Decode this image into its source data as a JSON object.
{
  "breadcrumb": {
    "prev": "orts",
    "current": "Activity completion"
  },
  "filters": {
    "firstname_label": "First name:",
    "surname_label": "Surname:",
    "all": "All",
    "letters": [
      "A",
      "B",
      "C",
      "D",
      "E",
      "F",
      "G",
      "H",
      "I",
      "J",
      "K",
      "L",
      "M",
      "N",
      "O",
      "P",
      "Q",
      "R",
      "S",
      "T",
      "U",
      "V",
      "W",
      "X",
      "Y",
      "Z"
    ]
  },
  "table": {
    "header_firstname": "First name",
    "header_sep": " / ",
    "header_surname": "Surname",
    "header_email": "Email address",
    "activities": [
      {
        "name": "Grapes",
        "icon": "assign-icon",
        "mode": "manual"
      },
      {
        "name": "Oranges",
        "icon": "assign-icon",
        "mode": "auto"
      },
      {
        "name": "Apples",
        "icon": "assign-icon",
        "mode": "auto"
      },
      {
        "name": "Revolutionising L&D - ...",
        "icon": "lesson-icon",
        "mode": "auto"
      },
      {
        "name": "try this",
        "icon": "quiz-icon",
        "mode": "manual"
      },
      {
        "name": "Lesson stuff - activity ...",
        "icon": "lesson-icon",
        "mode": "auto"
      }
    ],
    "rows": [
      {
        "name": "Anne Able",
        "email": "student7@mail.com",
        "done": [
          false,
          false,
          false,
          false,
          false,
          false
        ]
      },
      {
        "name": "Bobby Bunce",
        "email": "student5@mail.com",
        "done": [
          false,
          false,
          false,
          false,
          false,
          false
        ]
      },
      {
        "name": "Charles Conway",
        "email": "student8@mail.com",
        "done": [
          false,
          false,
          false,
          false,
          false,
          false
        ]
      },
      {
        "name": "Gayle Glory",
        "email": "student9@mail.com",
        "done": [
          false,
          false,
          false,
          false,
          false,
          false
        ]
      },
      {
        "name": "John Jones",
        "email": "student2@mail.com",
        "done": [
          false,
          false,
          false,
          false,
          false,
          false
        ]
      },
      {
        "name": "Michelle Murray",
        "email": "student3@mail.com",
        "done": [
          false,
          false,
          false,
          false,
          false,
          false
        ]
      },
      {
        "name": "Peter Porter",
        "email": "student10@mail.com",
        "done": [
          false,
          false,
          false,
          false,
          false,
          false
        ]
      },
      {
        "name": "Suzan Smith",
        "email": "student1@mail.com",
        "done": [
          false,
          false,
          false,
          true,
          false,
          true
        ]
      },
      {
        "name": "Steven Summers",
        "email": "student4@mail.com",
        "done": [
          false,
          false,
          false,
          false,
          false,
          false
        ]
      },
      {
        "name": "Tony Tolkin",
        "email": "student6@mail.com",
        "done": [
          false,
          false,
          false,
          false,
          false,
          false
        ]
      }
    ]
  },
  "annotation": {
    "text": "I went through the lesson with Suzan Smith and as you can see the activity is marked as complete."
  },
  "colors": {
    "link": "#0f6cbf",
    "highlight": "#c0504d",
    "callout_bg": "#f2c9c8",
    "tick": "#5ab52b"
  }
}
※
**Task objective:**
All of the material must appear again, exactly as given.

**Completed task:**
Decode this image into its source data as a JSON object.
{
  "breadcrumb": {
    "prev": "orts",
    "current": "Activity completion"
  },
  "filters": {
    "firstname_label": "First name:",
    "surname_label": "Surname:",
    "all": "All",
    "letters": [
      "A",
      "B",
      "C",
      "D",
      "E",
      "F",
      "G",
      "H",
      "I",
      "J",
      "K",
      "L",
      "M",
      "N",
      "O",
      "P",
      "Q",
      "R",
      "S",
      "T",
      "U",
      "V",
      "W",
      "X",
      "Y",
      "Z"
    ]
  },
  "table": {
    "header_firstname": "First name",
    "header_sep": " / ",
    "header_surname": "Surname",
    "header_email": "Email address",
    "activities": [
      {
        "name": "Grapes",
        "icon": "assign-icon",
        "mode": "manual"
      },
      {
        "name": "Oranges",
        "icon": "assign-icon",
        "mode": "auto"
      },
      {
        "name": "Apples",
        "icon": "assign-icon",
        "mode": "auto"
      },
      {
        "name": "Revolutionising L&D - ...",
        "icon": "lesson-icon",
        "mode": "auto"
      },
      {
        "name": "try this",
        "icon": "quiz-icon",
        "mode": "manual"
      },
      {
        "name": "Lesson stuff - activity ...",
        "icon": "lesson-icon",
        "mode": "auto"
      }
    ],
    "rows": [
      {
        "name": "Anne Able",
        "email": "student7@mail.com",
        "done": [
          false,
          false,
          false,
          false,
          false,
          false
        ]
      },
      {
        "name": "Bobby Bunce",
        "email": "student5@mail.com",
        "done": [
          false,
          false,
          false,
          false,
          false,
          false
        ]
      },
      {
        "name": "Charles Conway",
        "email": "student8@mail.com",
        "done": [
          false,
          false,
          false,
          false,
          false,
          false
        ]
      },
      {
        "name": "Gayle Glory",
        "email": "student9@mail.com",
        "done": [
          false,
          false,
          false,
          false,
          false,
          false
        ]
      },
      {
        "name": "John Jones",
        "email": "student2@mail.com",
        "done": [
          false,
          false,
          false,
          false,
          false,
          false
        ]
      },
      {
        "name": "Michelle Murray",
        "email": "student3@mail.com",
        "done": [
          false,
          false,
          false,
          false,
          false,
          false
        ]
      },
      {
        "name": "Peter Porter",
        "email": "student10@mail.com",
        "done": [
          false,
          false,
          false,
          false,
          false,
          false
        ]
      },
      {
        "name": "Suzan Smith",
        "email": "student1@mail.com",
        "done": [
          false,
          false,
          false,
          true,
          false,
          true
        ]
      },
      {
        "name": "Steven Summers",
        "email": "student4@mail.com",
        "done": [
          false,
          false,
          false,
          false,
          false,
          false
        ]
      },
      {
        "name": "Tony Tolkin",
        "email": "student6@mail.com",
        "done": [
          false,
          false,
          false,
          false,
          false,
          false
        ]
      }
    ]
  },
  "annotation": {
    "text": "I went through the lesson with Suzan Smith and as you can see the activity is marked as complete."
  },
  "colors": {
    "link": "#0f6cbf",
    "highlight": "#c0504d",
    "callout_bg": "#f2c9c8",
    "tick": "#5ab52b"
  }
}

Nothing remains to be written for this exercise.